Don’t let the tenants make their own repairs. If your tenant calls to report a leaking toilet and you ask them to fix it themselves and deduct the amount from next month’s rent, you’re setting a bad precedent. That tenant will start calling with a new repair every month, just looking to knock money off the rent that’s owed. Tenants may also do repairs incorrectly. That’s only going to cause further repair issues.
Tenant relationships don’t have to be difficult. If you’re working with a property manager, you already have a buffer between you and your residents. You know a professional is enforcing your lease, collecting rent, and handling all tenant communications. There are no conflicts for you to deal with.
Eviction Issues and Legal Challenges
As a self-managing landlord, you might take it very personally when rent isn’t paid.
This doesn’t mean you can take matters into your own hands while trying to evict your resident.

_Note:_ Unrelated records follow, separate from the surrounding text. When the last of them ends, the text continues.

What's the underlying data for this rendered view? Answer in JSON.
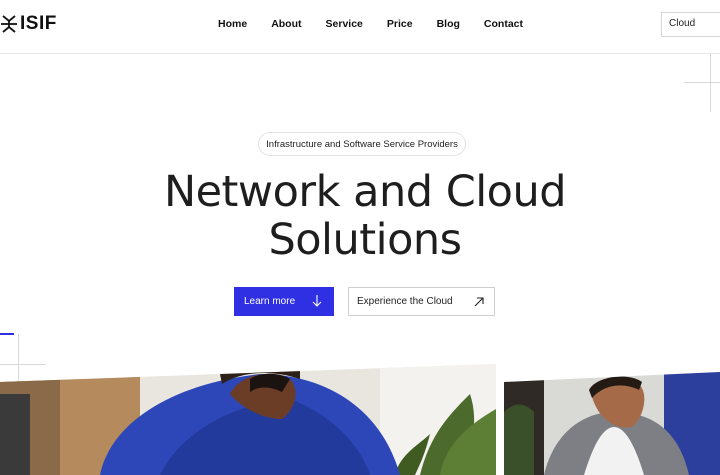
{
  "header": {
    "logo_text": "ISIF",
    "nav": [
      "Home",
      "About",
      "Service",
      "Price",
      "Blog",
      "Contact"
    ],
    "search_value": "Cloud"
  },
  "hero": {
    "badge": "Infrastructure and Software Service Providers",
    "title_line1": "Network and Cloud",
    "title_line2": "Solutions",
    "primary_button": "Learn more",
    "secondary_button": "Experience the Cloud"
  },
  "colors": {
    "accent": "#2f2fe4",
    "text": "#1e1e1e",
    "border": "#d6d6d6"
  },
  "icons": [
    "logo-icon",
    "arrow-down-icon",
    "arrow-up-right-icon"
  ]
}
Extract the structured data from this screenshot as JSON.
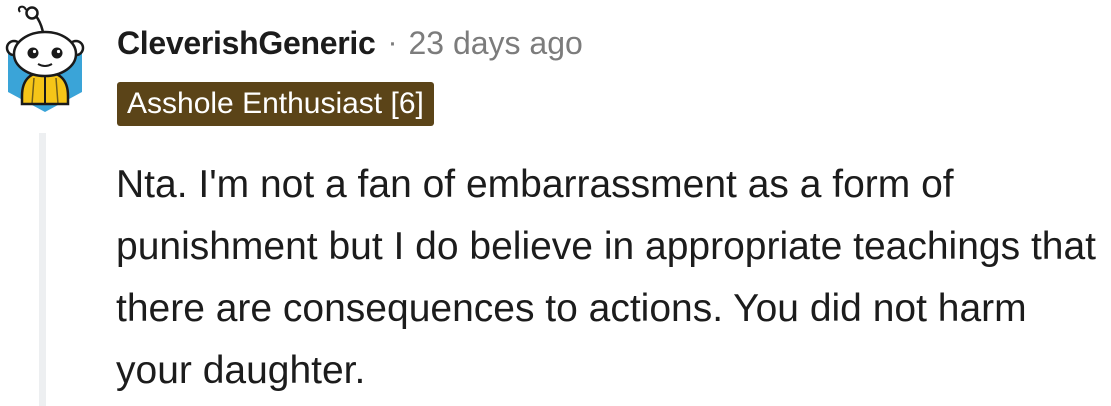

You cannot disconnect the utilities or refuse entry to the home when a tenant is not paying rent. You might get upset because the tenant hasn’t paid in several months, so you disconnect the water or change the locks. That’s a lawsuit that’s sure to happen, and it’s one you’re going to lose.
The proper way to evict a tenant is through the legal proceedings in the court system. You can get control of your property back when you follow proper eviction procedures.
You need to know the difference between a pet and a service or a support animal. You cannot tell a tenant with a service dog that pets aren’t allowed in your property. You cannot try to charge pet rent or a pet fee for a tenant who moves in with an emotional support animal.
Understanding the fair housing laws, eviction laws, and other legal requirements of renting out a property can be a challenge. Property managers stay up to date on these things from year to year. You won’t have to worry about breaking a law unintentionally.
Collecting, Holding, and Returning Security Deposits
Security deposit laws are strict, and you have to make sure you’re following all of Colorado’s laws as they apply to the way you collect and return a deposit.
We know some landlords don’t collect a security deposit at all. That’s a huge mistake. Some landlords who manage their own properties have also used the security deposit as the tenant’s last month of rent if they’re leaving. Also a mistake. When your tenant moves out, you have to process the security deposit according to the law. You can’t simply not process it because you used it for rent.
Without a security deposit, you won’t be able to make repairs after the tenant moves out. Don’t use the security deposit when rent is owed during the lease term and don’t waive the requirement that a tenant pays the security deposit.
Make sure you know how to return the tenant’s deposit at the end of the lease term. In Colorado, you have one month from the tenant’s departure to return the deposit unless your lease gives you more time. Self-managing landlords may not understand what can be deducted from a deposit and what cannot be deducted. Normal wear and tear, for example, is your responsibility. You cannot use the tenant’s security deposit to pay for those tiny holes in the walls from where pictures were hung. You have to know what damage looks like, and you have to document it.
As you can see, it’s easy and common to make mistakes when you’re managing your own property. If you’re thinking about self-management, make sure you have a lot of time to focus on the needs of your tenants and your property. Make sure you understand the requirements of being a landlord, and put together a strong set of policies and procedures.
Your best bet is to work with a Golden, Colorado property management team. When your home is professionally managed, there’s less risk. You know you have an experienced and professional team that is ready to tackle any challenge and make sure you have a great rental experience. You are likely to find that those property management fees ultimate pay for themselves. They’re also tax deductible!
If you’d like to hear more, please contact us at Laurel Property Services, Inc. In addition to providing property management in Golden, we also serve Wheatridge, Morrison, Lakewood, Arvada, and Genesee, CO.